TASK TO COMPLETE:
The records below must be written out exactly, with every picture left behind.

DATA TO EXAMINE:
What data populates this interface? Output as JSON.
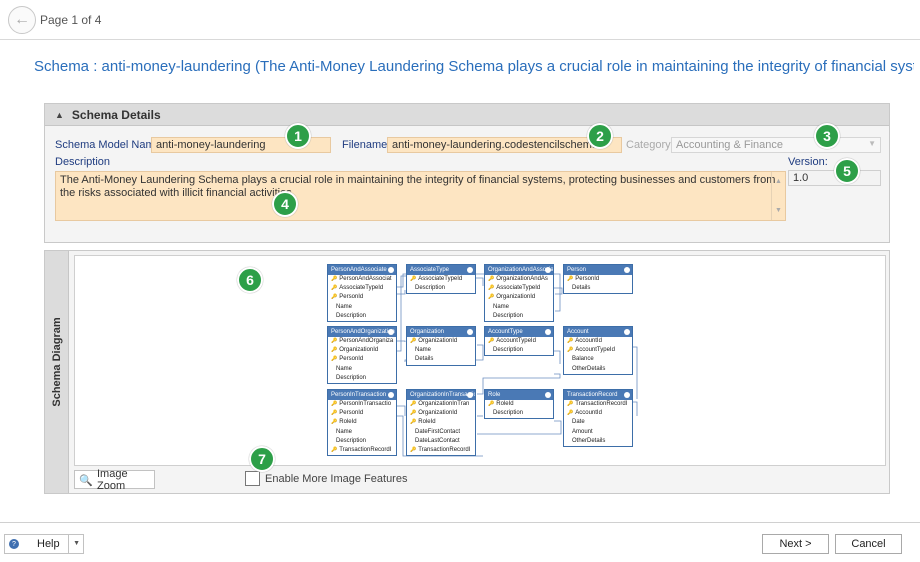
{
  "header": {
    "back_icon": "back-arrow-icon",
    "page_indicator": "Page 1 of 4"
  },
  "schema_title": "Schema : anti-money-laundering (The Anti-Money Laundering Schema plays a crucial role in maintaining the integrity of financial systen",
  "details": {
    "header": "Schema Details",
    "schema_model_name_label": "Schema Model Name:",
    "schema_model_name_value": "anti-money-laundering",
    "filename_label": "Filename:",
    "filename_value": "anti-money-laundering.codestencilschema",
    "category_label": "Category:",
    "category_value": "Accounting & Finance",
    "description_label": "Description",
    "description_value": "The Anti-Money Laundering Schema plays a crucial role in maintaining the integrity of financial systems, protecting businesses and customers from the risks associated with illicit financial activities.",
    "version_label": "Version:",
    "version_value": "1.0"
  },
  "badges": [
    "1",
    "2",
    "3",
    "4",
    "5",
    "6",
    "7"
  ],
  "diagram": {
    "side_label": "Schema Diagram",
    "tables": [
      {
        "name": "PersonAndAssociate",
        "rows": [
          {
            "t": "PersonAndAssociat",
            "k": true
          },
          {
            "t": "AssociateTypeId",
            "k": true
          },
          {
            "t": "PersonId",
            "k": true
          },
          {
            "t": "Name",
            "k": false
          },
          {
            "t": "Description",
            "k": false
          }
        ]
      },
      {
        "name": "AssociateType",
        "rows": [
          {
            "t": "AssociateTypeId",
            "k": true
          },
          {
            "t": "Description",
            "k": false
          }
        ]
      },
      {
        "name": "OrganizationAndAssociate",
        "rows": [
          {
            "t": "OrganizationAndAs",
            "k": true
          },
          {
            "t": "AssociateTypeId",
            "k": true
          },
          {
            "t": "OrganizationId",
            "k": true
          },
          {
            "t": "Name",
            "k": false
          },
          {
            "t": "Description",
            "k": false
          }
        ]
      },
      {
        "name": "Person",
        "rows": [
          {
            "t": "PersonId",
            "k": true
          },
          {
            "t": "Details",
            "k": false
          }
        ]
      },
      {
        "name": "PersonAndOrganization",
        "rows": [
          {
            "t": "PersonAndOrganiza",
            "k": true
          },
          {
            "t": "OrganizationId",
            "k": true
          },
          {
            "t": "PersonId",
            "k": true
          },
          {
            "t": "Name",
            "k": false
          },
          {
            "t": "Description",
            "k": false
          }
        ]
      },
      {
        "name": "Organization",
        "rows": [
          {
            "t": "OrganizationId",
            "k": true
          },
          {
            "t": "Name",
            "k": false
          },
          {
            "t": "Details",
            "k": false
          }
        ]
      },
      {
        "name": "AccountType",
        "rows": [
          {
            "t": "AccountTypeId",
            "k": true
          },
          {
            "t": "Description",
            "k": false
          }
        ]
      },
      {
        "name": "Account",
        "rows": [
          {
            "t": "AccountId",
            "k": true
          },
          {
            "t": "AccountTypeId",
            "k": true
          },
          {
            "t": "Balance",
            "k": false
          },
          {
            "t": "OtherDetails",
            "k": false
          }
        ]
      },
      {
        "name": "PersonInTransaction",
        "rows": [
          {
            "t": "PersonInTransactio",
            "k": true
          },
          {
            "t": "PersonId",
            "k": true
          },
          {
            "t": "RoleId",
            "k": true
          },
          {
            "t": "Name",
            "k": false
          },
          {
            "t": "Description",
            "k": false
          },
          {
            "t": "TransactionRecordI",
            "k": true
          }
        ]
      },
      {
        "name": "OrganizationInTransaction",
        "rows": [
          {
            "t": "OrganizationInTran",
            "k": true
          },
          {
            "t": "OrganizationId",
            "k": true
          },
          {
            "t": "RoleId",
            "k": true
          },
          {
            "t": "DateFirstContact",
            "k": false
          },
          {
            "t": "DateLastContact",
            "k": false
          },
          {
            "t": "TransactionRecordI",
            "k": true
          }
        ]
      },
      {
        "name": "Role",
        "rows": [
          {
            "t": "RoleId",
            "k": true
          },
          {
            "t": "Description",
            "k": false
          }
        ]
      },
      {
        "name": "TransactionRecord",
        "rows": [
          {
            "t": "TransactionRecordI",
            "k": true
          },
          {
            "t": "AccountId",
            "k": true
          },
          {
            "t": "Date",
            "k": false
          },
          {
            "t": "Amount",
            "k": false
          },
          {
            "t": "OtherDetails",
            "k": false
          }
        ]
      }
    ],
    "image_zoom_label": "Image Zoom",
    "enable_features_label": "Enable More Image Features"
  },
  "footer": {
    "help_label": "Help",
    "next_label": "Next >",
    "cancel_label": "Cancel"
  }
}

RESPONSE AREA:
What data populates this interface? Output as JSON.
{
  "header": {
    "back_icon": "back-arrow-icon",
    "page_indicator": "Page 1 of 4"
  },
  "schema_title": "Schema : anti-money-laundering (The Anti-Money Laundering Schema plays a crucial role in maintaining the integrity of financial systen",
  "details": {
    "header": "Schema Details",
    "schema_model_name_label": "Schema Model Name:",
    "schema_model_name_value": "anti-money-laundering",
    "filename_label": "Filename:",
    "filename_value": "anti-money-laundering.codestencilschema",
    "category_label": "Category:",
    "category_value": "Accounting & Finance",
    "description_label": "Description",
    "description_value": "The Anti-Money Laundering Schema plays a crucial role in maintaining the integrity of financial systems, protecting businesses and customers from the risks associated with illicit financial activities.",
    "version_label": "Version:",
    "version_value": "1.0"
  },
  "badges": [
    "1",
    "2",
    "3",
    "4",
    "5",
    "6",
    "7"
  ],
  "diagram": {
    "side_label": "Schema Diagram",
    "tables": [
      {
        "name": "PersonAndAssociate",
        "rows": [
          {
            "t": "PersonAndAssociat",
            "k": true
          },
          {
            "t": "AssociateTypeId",
            "k": true
          },
          {
            "t": "PersonId",
            "k": true
          },
          {
            "t": "Name",
            "k": false
          },
          {
            "t": "Description",
            "k": false
          }
        ]
      },
      {
        "name": "AssociateType",
        "rows": [
          {
            "t": "AssociateTypeId",
            "k": true
          },
          {
            "t": "Description",
            "k": false
          }
        ]
      },
      {
        "name": "OrganizationAndAssociate",
        "rows": [
          {
            "t": "OrganizationAndAs",
            "k": true
          },
          {
            "t": "AssociateTypeId",
            "k": true
          },
          {
            "t": "OrganizationId",
            "k": true
          },
          {
            "t": "Name",
            "k": false
          },
          {
            "t": "Description",
            "k": false
          }
        ]
      },
      {
        "name": "Person",
        "rows": [
          {
            "t": "PersonId",
            "k": true
          },
          {
            "t": "Details",
            "k": false
          }
        ]
      },
      {
        "name": "PersonAndOrganization",
        "rows": [
          {
            "t": "PersonAndOrganiza",
            "k": true
          },
          {
            "t": "OrganizationId",
            "k": true
          },
          {
            "t": "PersonId",
            "k": true
          },
          {
            "t": "Name",
            "k": false
          },
          {
            "t": "Description",
            "k": false
          }
        ]
      },
      {
        "name": "Organization",
        "rows": [
          {
            "t": "OrganizationId",
            "k": true
          },
          {
            "t": "Name",
            "k": false
          },
          {
            "t": "Details",
            "k": false
          }
        ]
      },
      {
        "name": "AccountType",
        "rows": [
          {
            "t": "AccountTypeId",
            "k": true
          },
          {
            "t": "Description",
            "k": false
          }
        ]
      },
      {
        "name": "Account",
        "rows": [
          {
            "t": "AccountId",
            "k": true
          },
          {
            "t": "AccountTypeId",
            "k": true
          },
          {
            "t": "Balance",
            "k": false
          },
          {
            "t": "OtherDetails",
            "k": false
          }
        ]
      },
      {
        "name": "PersonInTransaction",
        "rows": [
          {
            "t": "PersonInTransactio",
            "k": true
          },
          {
            "t": "PersonId",
            "k": true
          },
          {
            "t": "RoleId",
            "k": true
          },
          {
            "t": "Name",
            "k": false
          },
          {
            "t": "Description",
            "k": false
          },
          {
            "t": "TransactionRecordI",
            "k": true
          }
        ]
      },
      {
        "name": "OrganizationInTransaction",
        "rows": [
          {
            "t": "OrganizationInTran",
            "k": true
          },
          {
            "t": "OrganizationId",
            "k": true
          },
          {
            "t": "RoleId",
            "k": true
          },
          {
            "t": "DateFirstContact",
            "k": false
          },
          {
            "t": "DateLastContact",
            "k": false
          },
          {
            "t": "TransactionRecordI",
            "k": true
          }
        ]
      },
      {
        "name": "Role",
        "rows": [
          {
            "t": "RoleId",
            "k": true
          },
          {
            "t": "Description",
            "k": false
          }
        ]
      },
      {
        "name": "TransactionRecord",
        "rows": [
          {
            "t": "TransactionRecordI",
            "k": true
          },
          {
            "t": "AccountId",
            "k": true
          },
          {
            "t": "Date",
            "k": false
          },
          {
            "t": "Amount",
            "k": false
          },
          {
            "t": "OtherDetails",
            "k": false
          }
        ]
      }
    ],
    "image_zoom_label": "Image Zoom",
    "enable_features_label": "Enable More Image Features"
  },
  "footer": {
    "help_label": "Help",
    "next_label": "Next >",
    "cancel_label": "Cancel"
  }
}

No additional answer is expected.